The Blog wants your opinions. Send your thoughts on the enterprise software industry to and we’ll publish them in our blog.

New Videos from Software 2006!

Every week, new content from the Software 2006 conference appears at Online this week: video of key speakers, slides from popular presenters and the Software 2006 Industry report from McKinsey & Co. and Sand Hill Group. Visit each week for more new conference content.

How Is Your Services Business Performing?

Measuring the performance of a services business is more difficult than it is to monitor manufacturing results – but it isn’t impossible. The McKinsey Quarterly examines what it takes to effectively analyze services productivity and improve performance in this week’s article from the journal.

Poll: Software’s Image Tarnished?

How will the former CA execs’ guilty pleas impact the reputation of the software industry with enterprise buyers?
Take our Pulse Poll >>

Last week, readers gave their opinions as to whether China’s presidential visit to Microsoft will impact software piracy in China.
Give us your opinion and see the results >>

SIIA Software Strategy Summit

Geoffrey Moore, Ann Winblad, Tien Tzuo, Stephen O'Leary and Russ Daniels headline the Software & Information Industry Association’s Software Strategy Summit, where you’ll learn how to leverage changes in the industry brought on by SaaS, Open Source, Offshoring, and Security. Save $200 today when you register for this important event to be held May 15-16, 2006 in San Francisco.

More at

Oracle unveils its first on-demand CRM release.
Read the most important enterprise software industry news of the week >>

CapeClear Software receives $15 million.
Monitor the latest software venture capital deals >>

RSA Security buys PassMark Security.
Size up last week's software M&A deals >>

Avvenu names Richard French as CEO.
See who's made it to the top in our list of recent software executive appointments >>

Send us your feedback on this newsletter and the site.
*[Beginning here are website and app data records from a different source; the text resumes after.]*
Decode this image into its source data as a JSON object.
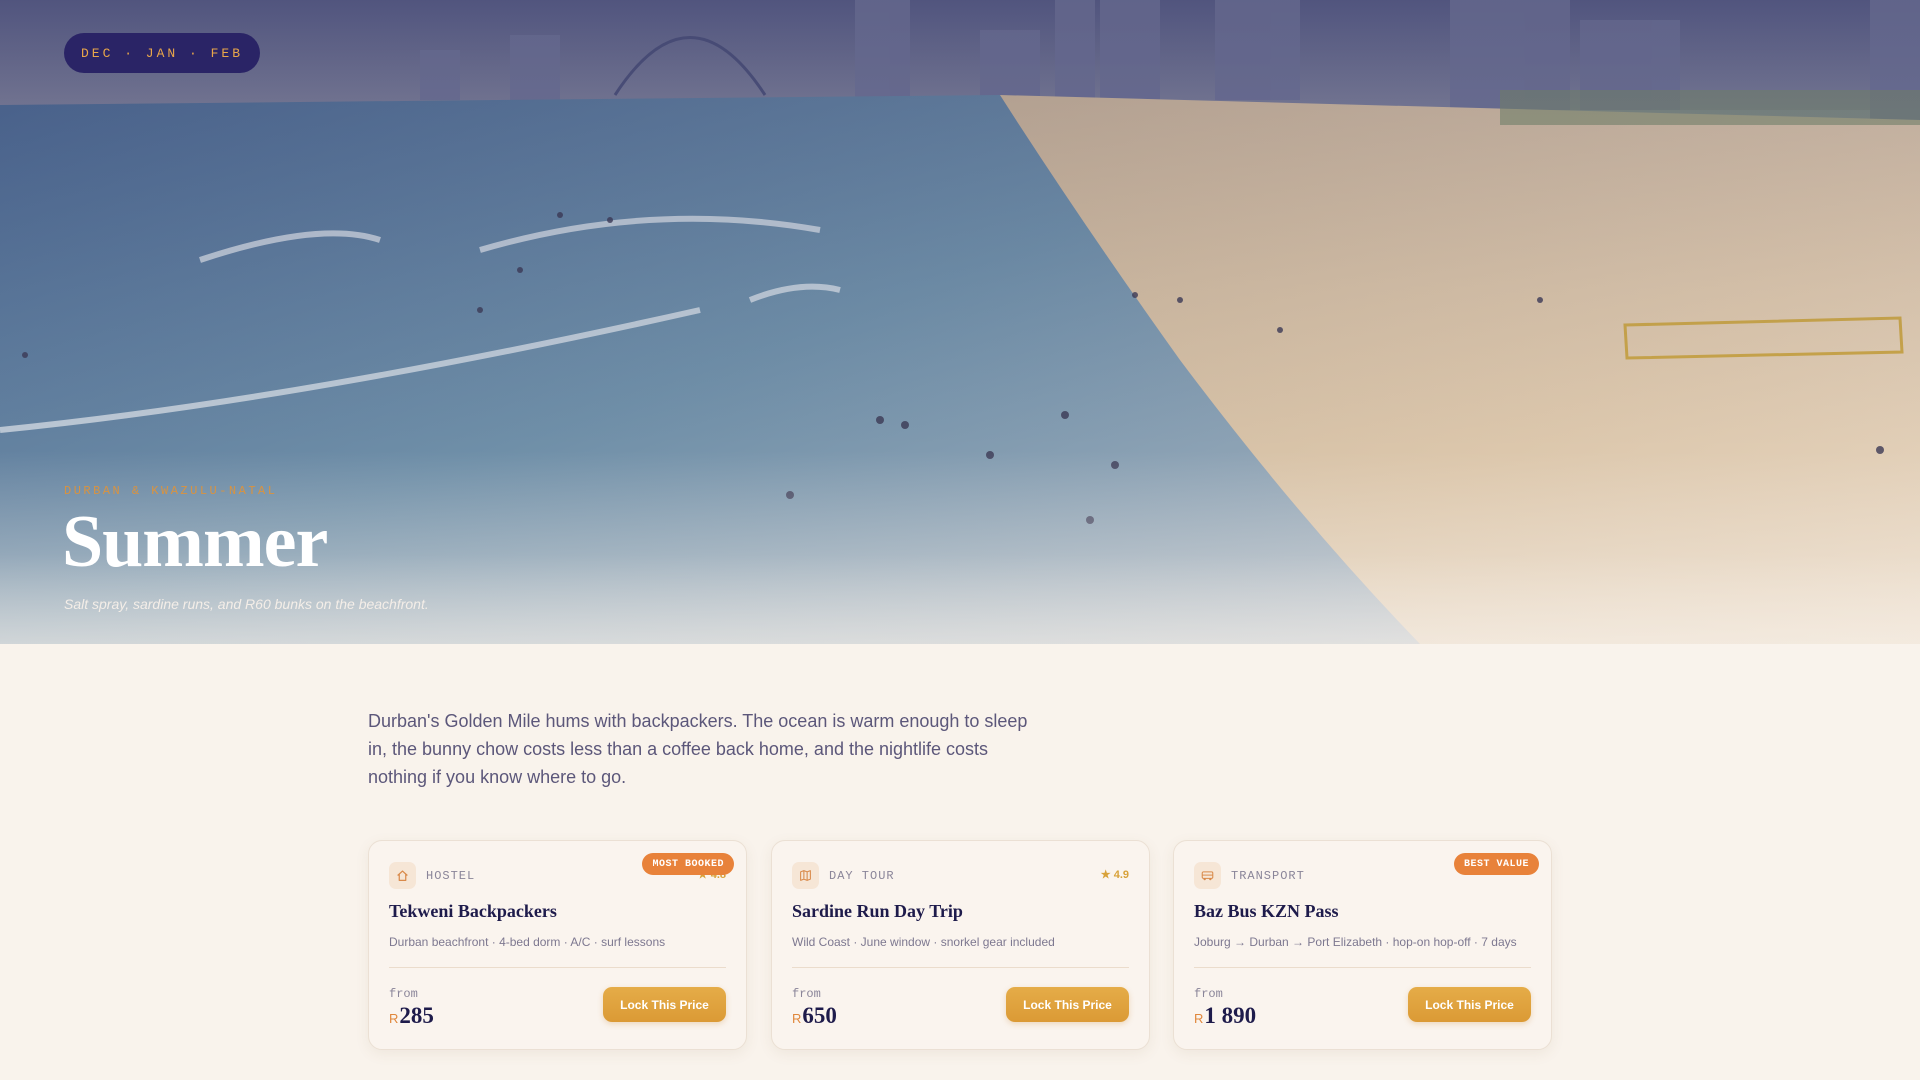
{
  "hero": {
    "season": "DEC · JAN · FEB",
    "kicker": "DURBAN & KWAZULU-NATAL",
    "title": "Summer",
    "subtitle": "Salt spray, sardine runs, and R60 bunks on the beachfront."
  },
  "intro": "Durban's Golden Mile hums with backpackers. The ocean is warm enough to sleep in, the bunny chow costs less than a coffee back home, and the nightlife costs nothing if you know where to go.",
  "cards": [
    {
      "category": "HOSTEL",
      "icon": "home-icon",
      "badge": "MOST BOOKED",
      "rating": "★ 4.8",
      "title": "Tekweni Backpackers",
      "meta": "Durban beachfront · 4-bed dorm · A/C · surf lessons",
      "from_label": "from",
      "currency": "R",
      "price": "285",
      "button": "Lock This Price"
    },
    {
      "category": "DAY TOUR",
      "icon": "map-icon",
      "badge": "",
      "rating": "★ 4.9",
      "title": "Sardine Run Day Trip",
      "meta": "Wild Coast · June window · snorkel gear included",
      "from_label": "from",
      "currency": "R",
      "price": "650",
      "button": "Lock This Price"
    },
    {
      "category": "TRANSPORT",
      "icon": "bus-icon",
      "badge": "BEST VALUE",
      "rating": "",
      "title": "Baz Bus KZN Pass",
      "meta": "Joburg → Durban → Port Elizabeth · hop-on hop-off · 7 days",
      "from_label": "from",
      "currency": "R",
      "price": "1 890",
      "button": "Lock This Price"
    }
  ],
  "colors": {
    "accent": "#e8823a",
    "button": "#db9a35",
    "navy": "#1e1b4b",
    "background": "#f9f3ec"
  }
}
Parting Thought

“It is not necessary to change.  Survival is not mandatory.”
– W. Edwards Deming 

Courtesy of Malcolm Kusher, The Kushner Group